Critics of the oil and gas industry say that oil and gas companies are stalling energy production (BusinessWeek.com, 3/20/08) in some areas until they can better profit from it. "The oil and gas industry has millions of acres of leases that they're doing nothing with," says Erich Pica, an analyst at Friends of the Earth, an environmental group. "Even if we were to open up every piece of land in the country to drilling, these companies wouldn't necessarily produce more. They're in the business to make money, not to lower prices for consumers."
Representatives Rahm Emanuel (D-Ill.), Maurice Hinchey (D-N.Y.), Edward Markey (D-Mass.), and Nick Rahall (D-W. Va.) on June 12 announced plans to introduce legislation that would compel oil companies to use the 68 million on- and offshore acres that are currently being leased by large oil companies. The representatives said that oil companies are producing on only 20% of the acres they hold offshore and on less than 30% of the acres they hold onshore. "Big Oil seems more concerned with pumping up prices than pumping more oil," Markey says.
Oil industry representatives, who have been lobbying for increased access, dispute claims they are holding back supply. Rayola Dougher, economic adviser for the American Petroleum Institute, an industry trade group, explains that only a small number of leases explored prove suitable for production. "There's a lack of understanding about how exploration works," says Dougher. "Companies get a number of leases to explore, and production comes from a small share of them. In today's dollars, no one is holding back [from producing]. That's not a reasonable assertion."
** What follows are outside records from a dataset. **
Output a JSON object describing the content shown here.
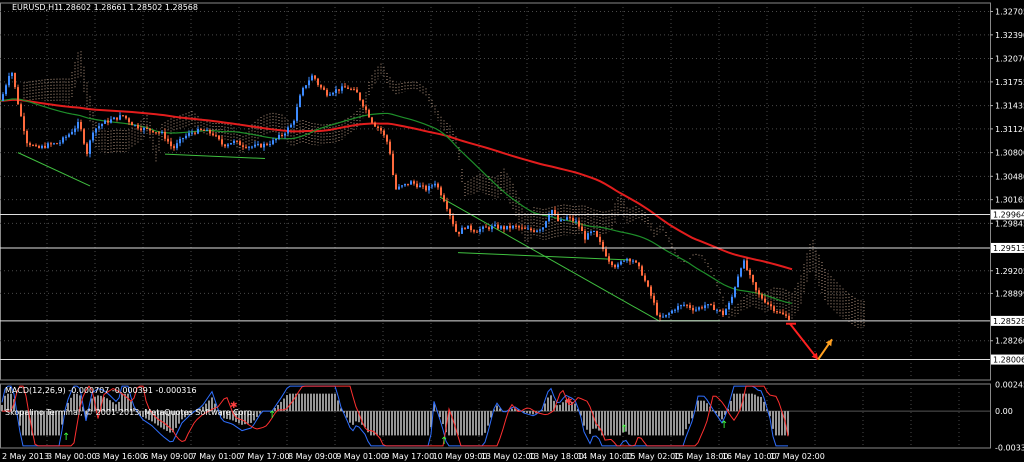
{
  "header": {
    "symbol": "EURUSD,H1",
    "ohlc": "1.28602 1.28661 1.28502 1.28568"
  },
  "macd_label": "MACD(12,26,9) -0.000707 -0.000391 -0.000316",
  "copyright": "Skopalino Terminal, © 2001-2013, MetaQuotes Software Corp.",
  "colors": {
    "background": "#000000",
    "bull": "#3d8bff",
    "bear": "#ff6a3d",
    "ma_red": "#e31d1d",
    "ma_green": "#1e8f2a",
    "cloud": "#d8b49a",
    "hline": "#e0e0e0",
    "arrow_red": "#ff2020",
    "arrow_orange": "#ffa020",
    "macd_hist": "#c8c8c8",
    "macd_blue": "#2f6fff",
    "macd_red": "#ff3030",
    "grid": "#4a4a4a"
  },
  "chart_data": [
    {
      "type": "candlestick",
      "title": "EURUSD,H1",
      "ylim": [
        1.2773,
        1.3282
      ],
      "price_ticks": [
        "1.32705",
        "1.32390",
        "1.32070",
        "1.31755",
        "1.31435",
        "1.31120",
        "1.30800",
        "1.30480",
        "1.30165",
        "1.29845",
        "1.29205",
        "1.28899",
        "1.28260"
      ],
      "price_levels": [
        {
          "label": "1.29964",
          "value": 1.29964
        },
        {
          "label": "1.29513",
          "value": 1.29513
        },
        {
          "label": "1.28528",
          "value": 1.28528
        },
        {
          "label": "1.28006",
          "value": 1.28006
        }
      ],
      "time_labels": [
        "2 May 2013",
        "3 May 00:00",
        "3 May 16:00",
        "6 May 09:00",
        "7 May 01:00",
        "7 May 17:00",
        "8 May 09:00",
        "9 May 01:00",
        "9 May 17:00",
        "10 May 09:00",
        "13 May 02:00",
        "13 May 18:00",
        "14 May 10:00",
        "15 May 02:00",
        "15 May 18:00",
        "16 May 10:00",
        "17 May 02:00"
      ],
      "price_path": [
        [
          0,
          1.315
        ],
        [
          10,
          1.3195
        ],
        [
          18,
          1.314
        ],
        [
          26,
          1.3095
        ],
        [
          36,
          1.3085
        ],
        [
          46,
          1.309
        ],
        [
          58,
          1.3093
        ],
        [
          68,
          1.3105
        ],
        [
          78,
          1.312
        ],
        [
          86,
          1.308
        ],
        [
          92,
          1.311
        ],
        [
          102,
          1.312
        ],
        [
          112,
          1.3125
        ],
        [
          122,
          1.313
        ],
        [
          132,
          1.3118
        ],
        [
          142,
          1.3112
        ],
        [
          152,
          1.311
        ],
        [
          162,
          1.3105
        ],
        [
          172,
          1.3085
        ],
        [
          182,
          1.31
        ],
        [
          192,
          1.3108
        ],
        [
          202,
          1.311
        ],
        [
          212,
          1.3105
        ],
        [
          222,
          1.309
        ],
        [
          232,
          1.3095
        ],
        [
          242,
          1.309
        ],
        [
          252,
          1.3088
        ],
        [
          262,
          1.309
        ],
        [
          272,
          1.3095
        ],
        [
          282,
          1.3105
        ],
        [
          292,
          1.312
        ],
        [
          300,
          1.316
        ],
        [
          306,
          1.3175
        ],
        [
          312,
          1.3185
        ],
        [
          318,
          1.317
        ],
        [
          326,
          1.316
        ],
        [
          336,
          1.3165
        ],
        [
          346,
          1.3168
        ],
        [
          356,
          1.316
        ],
        [
          364,
          1.314
        ],
        [
          372,
          1.312
        ],
        [
          380,
          1.311
        ],
        [
          388,
          1.309
        ],
        [
          394,
          1.303
        ],
        [
          402,
          1.3035
        ],
        [
          410,
          1.304
        ],
        [
          418,
          1.3035
        ],
        [
          426,
          1.303
        ],
        [
          434,
          1.304
        ],
        [
          442,
          1.302
        ],
        [
          448,
          1.3
        ],
        [
          456,
          1.297
        ],
        [
          464,
          1.298
        ],
        [
          474,
          1.2975
        ],
        [
          484,
          1.2978
        ],
        [
          494,
          1.298
        ],
        [
          504,
          1.2978
        ],
        [
          514,
          1.298
        ],
        [
          524,
          1.2976
        ],
        [
          534,
          1.2975
        ],
        [
          542,
          1.298
        ],
        [
          550,
          1.3005
        ],
        [
          558,
          1.2985
        ],
        [
          566,
          1.2992
        ],
        [
          576,
          1.2986
        ],
        [
          584,
          1.2965
        ],
        [
          592,
          1.2974
        ],
        [
          600,
          1.2955
        ],
        [
          608,
          1.2935
        ],
        [
          616,
          1.2925
        ],
        [
          624,
          1.2938
        ],
        [
          632,
          1.2935
        ],
        [
          640,
          1.292
        ],
        [
          646,
          1.29
        ],
        [
          652,
          1.288
        ],
        [
          658,
          1.2855
        ],
        [
          666,
          1.286
        ],
        [
          674,
          1.287
        ],
        [
          684,
          1.2875
        ],
        [
          694,
          1.2868
        ],
        [
          704,
          1.2874
        ],
        [
          714,
          1.287
        ],
        [
          722,
          1.2862
        ],
        [
          730,
          1.288
        ],
        [
          736,
          1.291
        ],
        [
          742,
          1.2935
        ],
        [
          748,
          1.2915
        ],
        [
          756,
          1.289
        ],
        [
          764,
          1.288
        ],
        [
          772,
          1.287
        ],
        [
          780,
          1.2862
        ],
        [
          788,
          1.2857
        ]
      ],
      "annotations": [
        {
          "type": "arrow",
          "points": [
            [
              790,
              1.2849
            ],
            [
              818,
              1.28006
            ]
          ],
          "color": "#ff2020"
        },
        {
          "type": "arrow",
          "points": [
            [
              818,
              1.28006
            ],
            [
              832,
              1.2828
            ]
          ],
          "color": "#ffa020"
        }
      ]
    },
    {
      "type": "macd",
      "label": "MACD(12,26,9)",
      "values": {
        "main": -0.000707,
        "signal": -0.000391,
        "histogram": -0.000316
      },
      "ylim": [
        -0.0034,
        0.0025
      ],
      "ticks": [
        "0.002459",
        "0.00",
        "-0.003345"
      ]
    }
  ]
}
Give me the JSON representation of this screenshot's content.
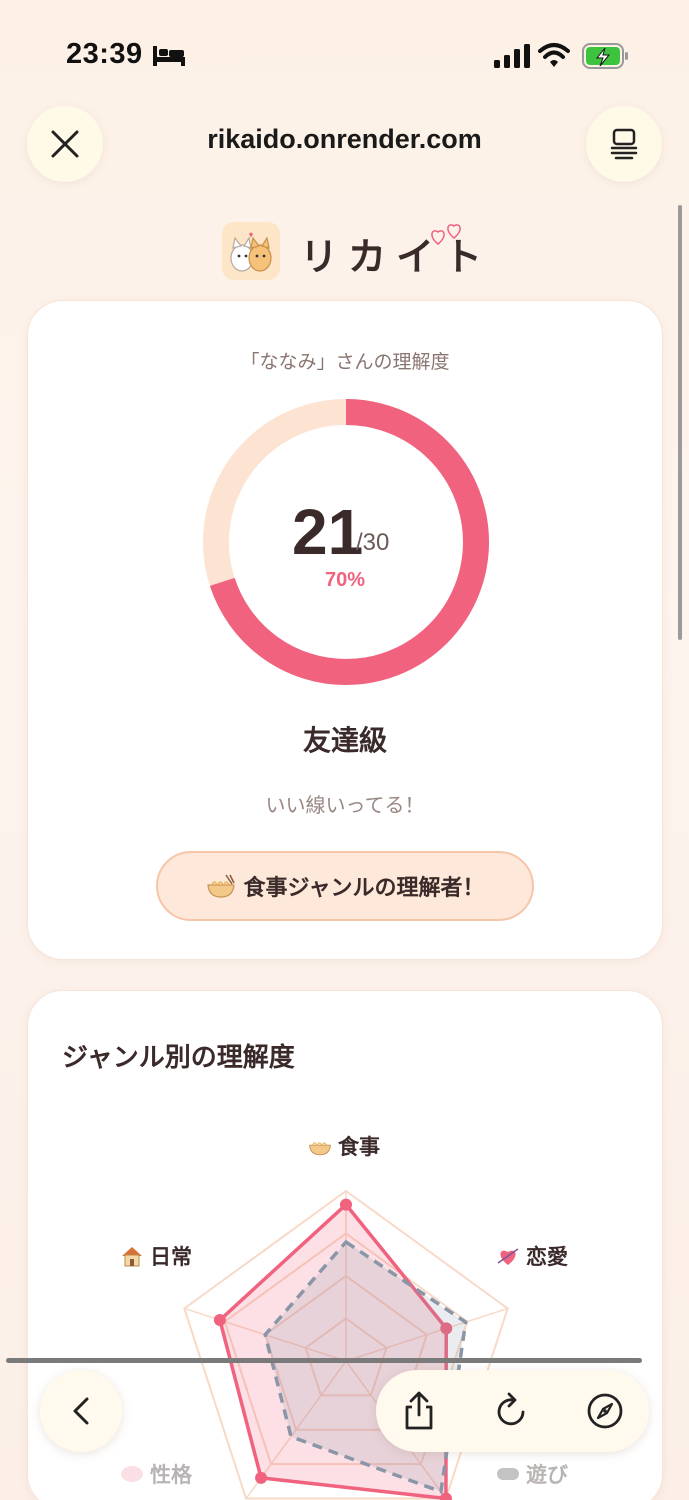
{
  "status_bar": {
    "time": "23:39",
    "icons": [
      "bed-icon",
      "signal-icon",
      "wifi-icon",
      "battery-charging-icon"
    ]
  },
  "browser": {
    "url": "rikaido.onrender.com",
    "close_icon": "close-icon",
    "tabs_icon": "tabs-icon"
  },
  "brand": {
    "name": "リカイト",
    "logo_icon": "cats-logo-icon",
    "decor_icon": "hearts-icon"
  },
  "score_card": {
    "caption": "「ななみ」さんの理解度",
    "score": "21",
    "total": "/30",
    "percent_text": "70%",
    "percent_value": 70,
    "rank": "友達級",
    "comment": "いい線いってる！",
    "badge_text": "食事ジャンルの理解者！",
    "badge_icon": "noodle-bowl-icon",
    "colors": {
      "accent": "#f0627e",
      "track": "#fde3d2"
    }
  },
  "genre_card": {
    "title": "ジャンル別の理解度",
    "axes": [
      {
        "label": "食事",
        "icon": "noodle-bowl-icon"
      },
      {
        "label": "恋愛",
        "icon": "heart-arrow-icon"
      },
      {
        "label": "遊び",
        "icon": "gamepad-icon"
      },
      {
        "label": "性格",
        "icon": "brain-icon"
      },
      {
        "label": "日常",
        "icon": "house-icon"
      }
    ]
  },
  "chart_data": {
    "type": "radar",
    "categories": [
      "食事",
      "恋愛",
      "遊び",
      "性格",
      "日常"
    ],
    "series": [
      {
        "values": [
          0.92,
          0.62,
          1.0,
          0.85,
          0.78
        ],
        "color": "#f0627e",
        "style": "solid"
      },
      {
        "values": [
          0.7,
          0.74,
          0.95,
          0.55,
          0.5
        ],
        "color": "#8a96a8",
        "style": "dashed"
      }
    ]
  },
  "toolbar": {
    "back_icon": "chevron-left-icon",
    "share_icon": "share-icon",
    "reload_icon": "reload-icon",
    "compass_icon": "compass-icon"
  }
}
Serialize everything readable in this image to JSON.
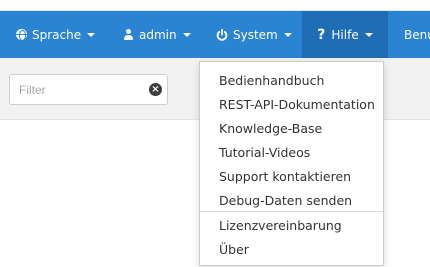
{
  "navbar": {
    "sprache_label": "Sprache",
    "admin_label": "admin",
    "system_label": "System",
    "hilfe_icon": "?",
    "hilfe_label": "Hilfe",
    "benu_label": "Benu"
  },
  "filter": {
    "placeholder": "Filter",
    "clear_icon": "×"
  },
  "help_menu": {
    "items": [
      "Bedienhandbuch",
      "REST-API-Dokumentation",
      "Knowledge-Base",
      "Tutorial-Videos",
      "Support kontaktieren",
      "Debug-Daten senden",
      "Lizenzvereinbarung",
      "Über"
    ]
  }
}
The other reason more drilling access won't cut prices is that oil prices are no longer determined strictly by supply and demand. In the past several years, more investors have entered into the commodities market to hedge against inflation and to diversify investments. Many analysts say these inflows can have more of an impact on oil prices than actual supply increases or reductions in demand (BusinessWeek, 5/29/08). For example, in the past seven months, Brazil's national oil company, Petróleo Brasileiro (PBR), has announced vast new deep-shore discoveries estimated at more than 33 billion barrels. The announcement had no effect on oil prices, which have surged 33% so far this year.
"The oil market is on steroids," says Fadel Gheit, senior energy analyst at Oppenheimer Holdings (OPY). "[Oil] is a financial game more than a physical one. Even if we lift the ban tomorrow, the best we can do is cool off some of the unprecedented euphoria in the market."